Started Oct & Completed Nov, 2011
Our costume guild’s tri-yearly costumed walkabout at the Del Mar Antique Show in San Diego has covered many different costume themes; Victorian, Edwardian, 1920-1950s, Fantasy, Carnivale, & Pirate. Last January we did Steampunk (Victorian/ Science Fiction). It was hugely popular with the antique vendors, the show producer, and the public. So it wasn’t a surprise that it was requested again. And again, but this time for Christmas. Christmas? At first I wasn’t too thrilled with it because that makes it too costumey, too Halloweeny. But as other people started coming up with ideas, like Steampunk Santa, Steampunk Elf, I started thinking about it more. So how does a Victorian costumer who does a Steampunk Time Travel Agent become something Christmas? My first thought was my favorite Christmas book, A Christmas Carol by Charles Dickens. I visualized all the characters in the book, how they would dress, and even how they were dressed in all the different movie variations of the story, ALL of which I have. I kept thinking about the women’s gowns, and maybe adding holiday trim to it. But that wouldn’t make it Steampunk. Then I remembered the ghosts. The Ghost of Christmas Past, and so on. I could do that. And how to make it Steampunk? All three ghosts combined into one, a time traveling ghost! Which they actually do travel in the past & future in the story. I ended up giving myself the long title of The Ghost of Christmas Past, Present & Future, but ended up introducing myself as just the Past one.I only had a month to make this as I would be gone for 3 weeks on vacation, so I chose a simple gown to make. I took the design for my gown from a drawing I’d seen of young Ebenezer Scrooge’s love, Belle, in her Regency style gown. This wouldn’t require a lot of work, and I had a muslin already cut to my size from my La Mode Bagatelle Regency wardrobe patterns. And I already had an ivory silk taffeta to make it from. I used the pattern for the gathered neckline of the bodiced petticoat.
So how to make it ghostly? Obviously all my skin would need to be covered. I lengthened the sleeves, and a chemisette would go in the neckline of the bodice with a ruffle around my neck and long white gloves. Since I’m not able to move the bust line on my dress form, my gown doesn’t fit properly on it for this photo.
I’d seen one costumer dressed as another ghost where she used black face paint and covered her head and upper body with a layer of cheesecloth. It gave her a gauzy appearance and her face didn’t show. Since I knew I would have to be driving to the event and occasionally people would be seeing my face, I chose to use white face paint instead that would blend into the cheesecloth. I bought a package of cheese cloth at JoAnn’s Fabrics. It wasn’t the yellowish-waxy stuff I’d seen before, but white and very soft. I used two layers of it to go over my bonnet, (that was made by Mela Hoyt-Hayden), and down to my waist. It was tacked to the bonnet to hold it in place. On the top of the brim I tacked a cluster of holly. And I carried an electric candlestick with holly around it too.

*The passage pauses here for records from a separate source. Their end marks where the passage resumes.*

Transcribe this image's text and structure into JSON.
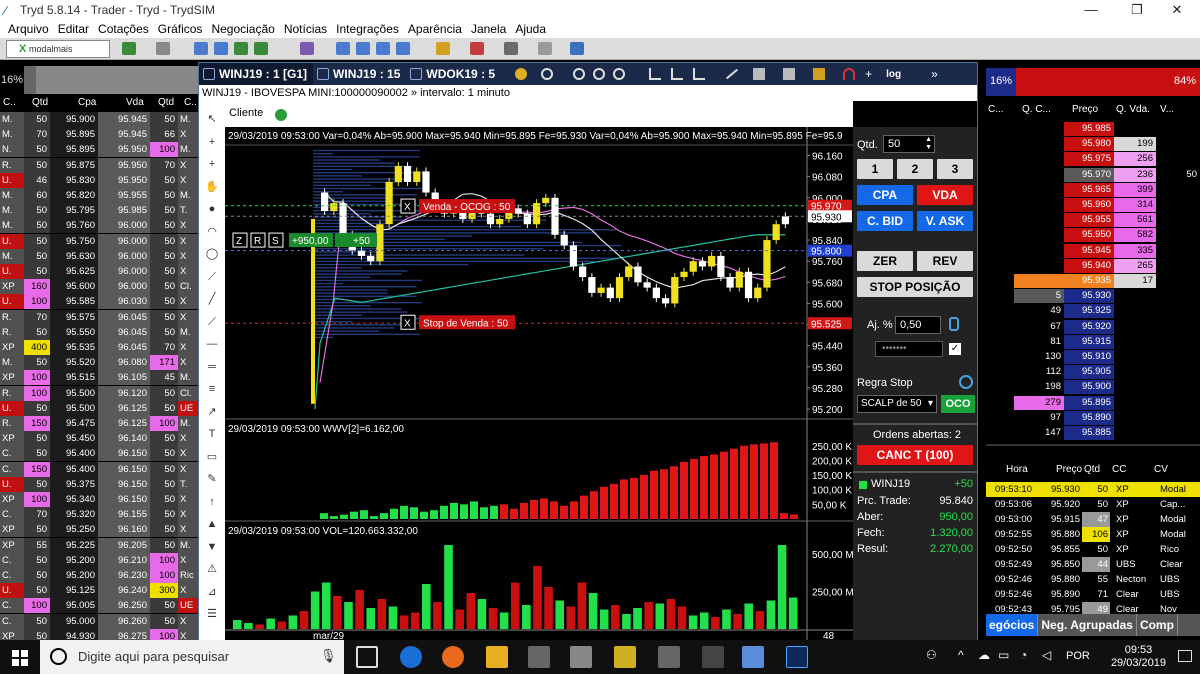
{
  "window": {
    "title": "Tryd 5.8.14 - Trader - Tryd - TrydSIM",
    "min": "—",
    "max": "❐",
    "close": "✕"
  },
  "menu": [
    "Arquivo",
    "Editar",
    "Cotações",
    "Gráficos",
    "Negociação",
    "Notícias",
    "Integrações",
    "Aparência",
    "Janela",
    "Ajuda"
  ],
  "toolbar": {
    "broker": "modalmais"
  },
  "left_book": {
    "pct": "16%",
    "headers": [
      "C..",
      "Qtd",
      "Cpa",
      "Vda",
      "Qtd",
      "C.."
    ],
    "rows": [
      [
        "M.",
        "50",
        "95.900",
        "95.945",
        "50",
        "M."
      ],
      [
        "M.",
        "70",
        "95.895",
        "95.945",
        "66",
        "X"
      ],
      [
        "N.",
        "50",
        "95.895",
        "95.950",
        "100",
        "M."
      ],
      [
        "R.",
        "50",
        "95.875",
        "95.950",
        "70",
        "X"
      ],
      [
        "U.",
        "46",
        "95.830",
        "95.950",
        "50",
        "X"
      ],
      [
        "M.",
        "60",
        "95.820",
        "95.955",
        "50",
        "M."
      ],
      [
        "M.",
        "50",
        "95.795",
        "95.985",
        "50",
        "T."
      ],
      [
        "M.",
        "50",
        "95.760",
        "96.000",
        "50",
        "X"
      ],
      [
        "U.",
        "50",
        "95.750",
        "96.000",
        "50",
        "X"
      ],
      [
        "M.",
        "50",
        "95.630",
        "96.000",
        "50",
        "X"
      ],
      [
        "U.",
        "50",
        "95.625",
        "96.000",
        "50",
        "X"
      ],
      [
        "XP",
        "160",
        "95.600",
        "96.000",
        "50",
        "Cl."
      ],
      [
        "U.",
        "100",
        "95.585",
        "96.030",
        "50",
        "X"
      ],
      [
        "R.",
        "70",
        "95.575",
        "96.045",
        "50",
        "X"
      ],
      [
        "R.",
        "50",
        "95.550",
        "96.045",
        "50",
        "M."
      ],
      [
        "XP",
        "400",
        "95.535",
        "96.045",
        "70",
        "X"
      ],
      [
        "M.",
        "50",
        "95.520",
        "96.080",
        "171",
        "X"
      ],
      [
        "XP",
        "100",
        "95.515",
        "96.105",
        "45",
        "M."
      ],
      [
        "R.",
        "100",
        "95.500",
        "96.120",
        "50",
        "Cl."
      ],
      [
        "U.",
        "50",
        "95.500",
        "96.125",
        "50",
        "UE"
      ],
      [
        "R.",
        "150",
        "95.475",
        "96.125",
        "100",
        "M."
      ],
      [
        "XP",
        "50",
        "95.450",
        "96.140",
        "50",
        "X"
      ],
      [
        "C.",
        "50",
        "95.400",
        "96.150",
        "50",
        "X"
      ],
      [
        "C.",
        "150",
        "95.400",
        "96.150",
        "50",
        "X"
      ],
      [
        "U.",
        "50",
        "95.375",
        "96.150",
        "50",
        "T."
      ],
      [
        "XP",
        "100",
        "95.340",
        "96.150",
        "50",
        "X"
      ],
      [
        "C.",
        "70",
        "95.320",
        "96.155",
        "50",
        "X"
      ],
      [
        "XP",
        "50",
        "95.250",
        "96.160",
        "50",
        "X"
      ],
      [
        "XP",
        "55",
        "95.225",
        "96.205",
        "50",
        "M."
      ],
      [
        "C.",
        "50",
        "95.200",
        "96.210",
        "100",
        "X"
      ],
      [
        "C.",
        "50",
        "95.200",
        "96.230",
        "100",
        "Ric"
      ],
      [
        "U.",
        "50",
        "95.125",
        "96.240",
        "300",
        "X"
      ],
      [
        "C.",
        "100",
        "95.005",
        "96.250",
        "50",
        "UE"
      ],
      [
        "C.",
        "50",
        "95.000",
        "96.260",
        "50",
        "X"
      ],
      [
        "XP",
        "50",
        "94.930",
        "96.275",
        "100",
        "X"
      ]
    ]
  },
  "chart_window": {
    "tabs": [
      "WINJ19 : 1 [G1]",
      "WINJ19 : 15",
      "WDOK19 : 5"
    ],
    "subtitle": "WINJ19 - IBOVESPA MINI:100000090002 » intervalo: 1 minuto",
    "client_label": "Cliente",
    "extra": "log"
  },
  "chart_data": [
    {
      "type": "candlestick",
      "info": "29/03/2019 09:53:00  Var=0,04%  Ab=95.900  Max=95.940  Min=95.895  Fe=95.930  Var=0,04%  Ab=95.900  Max=95.940  Min=95.895  Fe=95.9",
      "y_ticks": [
        "96.160",
        "96.080",
        "96.000",
        "95.920",
        "95.840",
        "95.760",
        "95.680",
        "95.600",
        "95.520",
        "95.440",
        "95.360",
        "95.280",
        "95.200"
      ],
      "ylim": [
        95.17,
        96.2
      ],
      "price_tags": [
        {
          "label": "95.970",
          "value": 95.97,
          "color": "#d41818"
        },
        {
          "label": "95.930",
          "value": 95.93,
          "color": "#ffffff"
        },
        {
          "label": "95.800",
          "value": 95.8,
          "color": "#1f3fd0"
        },
        {
          "label": "95.525",
          "value": 95.525,
          "color": "#d41818"
        }
      ],
      "orders": [
        {
          "label": "Venda - OCOG : 50",
          "value": 95.965
        },
        {
          "label": "Stop de Venda : 50",
          "value": 95.525
        }
      ],
      "position": {
        "label": "+950,00",
        "qty": "+50",
        "buttons": [
          "Z",
          "R",
          "S"
        ]
      },
      "close": [
        96.02,
        95.95,
        95.98,
        95.86,
        95.8,
        95.78,
        95.76,
        95.9,
        96.06,
        96.12,
        96.06,
        96.1,
        96.02,
        95.96,
        95.94,
        95.96,
        95.92,
        95.98,
        95.94,
        95.9,
        95.92,
        95.96,
        95.94,
        95.9,
        95.98,
        96.0,
        95.86,
        95.82,
        95.74,
        95.7,
        95.64,
        95.66,
        95.62,
        95.7,
        95.74,
        95.68,
        95.66,
        95.62,
        95.6,
        95.7,
        95.72,
        95.76,
        95.74,
        95.78,
        95.7,
        95.66,
        95.72,
        95.62,
        95.66,
        95.84,
        95.93
      ],
      "open": [
        95.95,
        95.98,
        95.86,
        95.8,
        95.78,
        95.76,
        95.9,
        96.06,
        96.12,
        96.06,
        96.1,
        96.02,
        95.96,
        95.94,
        95.96,
        95.92,
        95.98,
        95.94,
        95.9,
        95.92,
        95.96,
        95.94,
        95.9,
        95.98,
        96.0,
        95.86,
        95.82,
        95.74,
        95.7,
        95.64,
        95.66,
        95.62,
        95.7,
        95.74,
        95.68,
        95.66,
        95.62,
        95.6,
        95.7,
        95.72,
        95.76,
        95.74,
        95.78,
        95.7,
        95.66,
        95.72,
        95.62,
        95.66,
        95.84,
        95.9,
        95.9
      ]
    },
    {
      "type": "bar",
      "info": "29/03/2019 09:53:00  WWV[2]=6.162,00",
      "y_ticks": [
        "250,00 K",
        "200,00 K",
        "150,00 K",
        "100,00 K",
        "50,00 K"
      ],
      "ylim": [
        0,
        280
      ],
      "values": [
        20,
        10,
        15,
        25,
        30,
        10,
        20,
        35,
        45,
        40,
        25,
        30,
        45,
        55,
        50,
        60,
        40,
        45,
        50,
        35,
        55,
        65,
        70,
        60,
        45,
        60,
        80,
        95,
        110,
        120,
        135,
        140,
        150,
        165,
        170,
        180,
        195,
        205,
        215,
        220,
        230,
        240,
        250,
        255,
        258,
        262,
        -20,
        -15,
        -30,
        -18,
        -12,
        -25,
        -28,
        -22,
        -30,
        -35,
        -28,
        -30
      ],
      "color_green": "#22e04a",
      "color_red": "#e01616"
    },
    {
      "type": "bar",
      "info": "29/03/2019 09:53:00  VOL=120.663.332,00",
      "y_ticks": [
        "500,00 M",
        "250,00 M"
      ],
      "ylim": [
        0,
        600
      ],
      "values": [
        60,
        40,
        30,
        70,
        50,
        90,
        120,
        250,
        310,
        220,
        180,
        260,
        140,
        200,
        150,
        90,
        110,
        300,
        180,
        560,
        130,
        240,
        200,
        140,
        110,
        310,
        160,
        420,
        280,
        190,
        150,
        310,
        240,
        130,
        160,
        100,
        140,
        180,
        170,
        200,
        150,
        90,
        110,
        80,
        130,
        100,
        170,
        120,
        190,
        560,
        210
      ],
      "colors": [
        "g",
        "g",
        "r",
        "g",
        "r",
        "g",
        "r",
        "g",
        "g",
        "r",
        "g",
        "r",
        "g",
        "r",
        "g",
        "r",
        "r",
        "g",
        "r",
        "g",
        "r",
        "r",
        "g",
        "r",
        "g",
        "r",
        "g",
        "r",
        "r",
        "g",
        "r",
        "r",
        "g",
        "g",
        "r",
        "g",
        "g",
        "r",
        "g",
        "r",
        "r",
        "g",
        "g",
        "r",
        "g",
        "r",
        "g",
        "r",
        "g",
        "g",
        "g"
      ],
      "x_labels": [
        "mar/29",
        "48"
      ]
    }
  ],
  "order_panel": {
    "qtd_label": "Qtd.",
    "qtd_value": "50",
    "quick": [
      "1",
      "2",
      "3"
    ],
    "cpa": "CPA",
    "vda": "VDA",
    "cbid": "C. BID",
    "vask": "V. ASK",
    "zer": "ZER",
    "rev": "REV",
    "stop": "STOP POSIÇÃO",
    "aj_label": "Aj. %",
    "aj_value": "0,50",
    "password": "•••••••",
    "regra_label": "Regra Stop",
    "regra_value": "SCALP de 50",
    "oco": "OCO",
    "ordens_abertas": "Ordens abertas: 2",
    "canc": "CANC T (100)",
    "asset": "WINJ19",
    "asset_pos": "+50",
    "rows": [
      [
        "Prc. Trade:",
        "95.840"
      ],
      [
        "Aber:",
        "950,00"
      ],
      [
        "Fech:",
        "1.320,00"
      ],
      [
        "Resul:",
        "2.270,00"
      ]
    ]
  },
  "right_book": {
    "pct_left": "16%",
    "pct_right": "84%",
    "headers": [
      "C...",
      "Q. C...",
      "Preço",
      "Q. Vda.",
      "V..."
    ],
    "rows": [
      [
        "",
        "",
        "95.985",
        "",
        ""
      ],
      [
        "",
        "",
        "95.980",
        "199",
        ""
      ],
      [
        "",
        "",
        "95.975",
        "256",
        ""
      ],
      [
        "",
        "",
        "95.970",
        "236",
        "50"
      ],
      [
        "",
        "",
        "95.965",
        "399",
        ""
      ],
      [
        "",
        "",
        "95.960",
        "314",
        ""
      ],
      [
        "",
        "",
        "95.955",
        "561",
        ""
      ],
      [
        "",
        "",
        "95.950",
        "582",
        ""
      ],
      [
        "",
        "",
        "95.945",
        "335",
        ""
      ],
      [
        "",
        "",
        "95.940",
        "265",
        ""
      ],
      [
        "",
        "",
        "95.935",
        "17",
        ""
      ],
      [
        "",
        "5",
        "95.930",
        "",
        ""
      ],
      [
        "",
        "49",
        "95.925",
        "",
        ""
      ],
      [
        "",
        "67",
        "95.920",
        "",
        ""
      ],
      [
        "",
        "81",
        "95.915",
        "",
        ""
      ],
      [
        "",
        "130",
        "95.910",
        "",
        ""
      ],
      [
        "",
        "112",
        "95.905",
        "",
        ""
      ],
      [
        "",
        "198",
        "95.900",
        "",
        ""
      ],
      [
        "",
        "279",
        "95.895",
        "",
        ""
      ],
      [
        "",
        "97",
        "95.890",
        "",
        ""
      ],
      [
        "",
        "147",
        "95.885",
        "",
        ""
      ]
    ]
  },
  "trades": {
    "headers": [
      "Hora",
      "Preço",
      "Qtd",
      "CC",
      "CV"
    ],
    "rows": [
      [
        "09:53:10",
        "95.930",
        "50",
        "XP",
        "Modal"
      ],
      [
        "09:53:06",
        "95.920",
        "50",
        "XP",
        "Cap..."
      ],
      [
        "09:53:00",
        "95.915",
        "47",
        "XP",
        "Modal"
      ],
      [
        "09:52:55",
        "95.880",
        "106",
        "XP",
        "Modal"
      ],
      [
        "09:52:50",
        "95.855",
        "50",
        "XP",
        "Rico"
      ],
      [
        "09:52:49",
        "95.850",
        "44",
        "UBS",
        "Clear"
      ],
      [
        "09:52:46",
        "95.880",
        "55",
        "Necton",
        "UBS"
      ],
      [
        "09:52:46",
        "95.890",
        "71",
        "Clear",
        "UBS"
      ],
      [
        "09:52:43",
        "95.795",
        "49",
        "Clear",
        "Nov"
      ]
    ],
    "tabs": [
      "egócios",
      "Neg. Agrupadas",
      "Comp"
    ]
  },
  "taskbar": {
    "search": "Digite aqui para pesquisar",
    "lang": "POR",
    "time": "09:53",
    "date": "29/03/2019"
  }
}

Ok, white face paint is not very attractive, but fortunately I had a cheesecloth veil. I did however forget to read my own earlier notes about getting a white wig or wearing a white cap to cover the parts of my own hair that showed under the front of the bonnet.
Ok, you’re asking how did I make this Steampunk-ish? My idea was to have a recording of a loud library clock going tick tock, with an occasional *gong!* to show that *time was running out”. I planned to record it to my ipod, then attach that to my mini ihome player and carry it in my Regency reticule. I found a few recordings online but none had the deep woody sound you associate with old clocks. My friend Shawn Crosby made one up for me and even though it was only 5 minutes long, I was able to copy it about 15 times on my ipod to make it play continuously. Unfortunately because the noise in the building at the show was so loud, the ticking was almost lost. But it was hilarious when all of a sudden a loud gong would play 8 times with people around me.

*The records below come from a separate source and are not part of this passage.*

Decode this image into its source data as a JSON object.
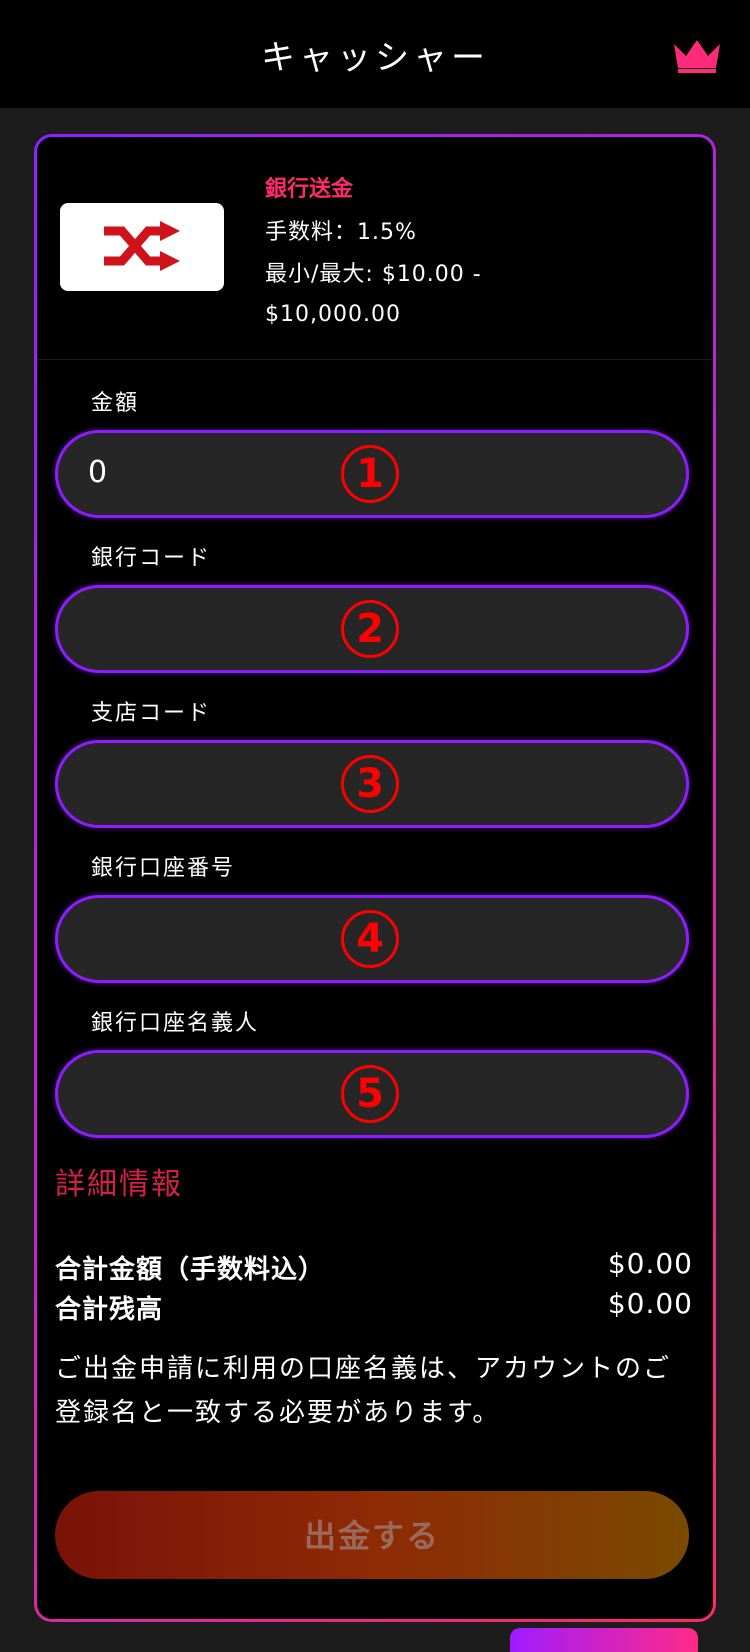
{
  "header": {
    "title": "キャッシャー"
  },
  "method": {
    "name": "銀行送金",
    "fee": "手数料：1.5%",
    "limits": "最小/最大: $10.00 - $10,000.00",
    "logo_icon": "shuffle-icon"
  },
  "form": {
    "fields": [
      {
        "label": "金額",
        "value": "0",
        "marker": "1"
      },
      {
        "label": "銀行コード",
        "value": "",
        "marker": "2"
      },
      {
        "label": "支店コード",
        "value": "",
        "marker": "3"
      },
      {
        "label": "銀行口座番号",
        "value": "",
        "marker": "4"
      },
      {
        "label": "銀行口座名義人",
        "value": "",
        "marker": "5"
      }
    ]
  },
  "details_link": "詳細情報",
  "totals": {
    "total_amount_label": "合計金額（手数料込）",
    "total_amount_value": "$0.00",
    "total_balance_label": "合計残高",
    "total_balance_value": "$0.00"
  },
  "notice": "ご出金申請に利用の口座名義は、アカウントのご登録名と一致する必要があります。",
  "submit_label": "出金する",
  "colors": {
    "accent_pink": "#ff2a6a",
    "accent_purple": "#8d1dff",
    "marker_red": "#ff0000"
  }
}
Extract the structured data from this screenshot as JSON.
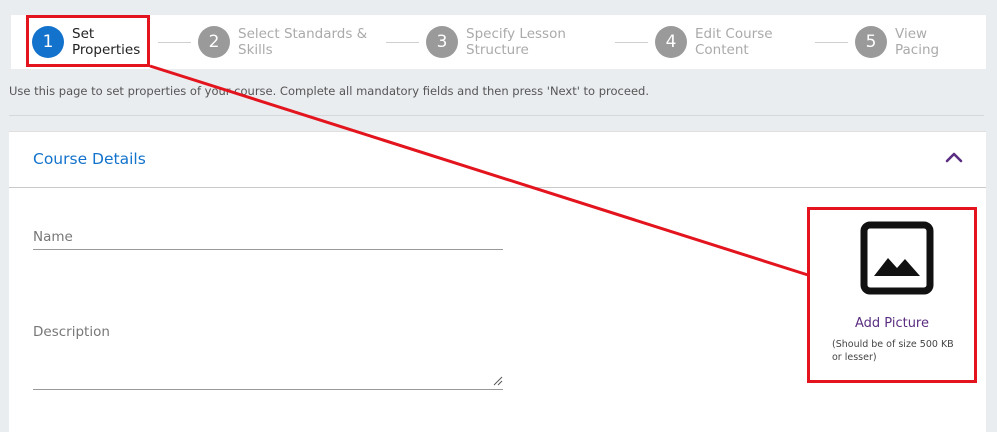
{
  "stepper": {
    "steps": [
      {
        "number": "1",
        "label": "Set Properties",
        "active": true
      },
      {
        "number": "2",
        "label": "Select Standards & Skills",
        "active": false
      },
      {
        "number": "3",
        "label": "Specify Lesson Structure",
        "active": false
      },
      {
        "number": "4",
        "label": "Edit Course Content",
        "active": false
      },
      {
        "number": "5",
        "label": "View Pacing",
        "active": false
      }
    ]
  },
  "hint": "Use this page to set properties of your course. Complete all mandatory fields and then press 'Next' to proceed.",
  "card": {
    "title": "Course Details",
    "fields": {
      "name_label": "Name",
      "description_label": "Description"
    },
    "picture": {
      "label": "Add Picture",
      "size_note": "(Should be of size 500 KB or lesser)"
    }
  },
  "colors": {
    "accent": "#1373cc",
    "highlight": "#e3141d",
    "add_picture": "#5a2d82",
    "inactive_step": "#9a9a9a"
  },
  "icons": {
    "collapse": "chevron-up-icon",
    "picture": "image-icon"
  }
}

The day before the show I was wondering what people would think when they saw me driving to it with the white face. Thoughts of “was she going to a zombie attack?” or “maybe she’s off to see Breaking Dawn” went through my head. I’ll never know. I did see a couple quick stares which probably didn’t give anyone time to register just what did they exactly see.
And at the show I worried would people recognize who or what I was? And to my gratification, most of them did. I was asked a few times were I a bride? Of course, why not? I’m all in white. This led me to think I might be able to use this outfit again as Miss Haversham, the bride who was deserted at the altar, in Dickens’ Great Expectations. So now I’m letting my mind come up with ideas for it for the Riverside Dickens Festival in January 2012. Her gown could be trimmed with lace and I know I have lots of that in my stash.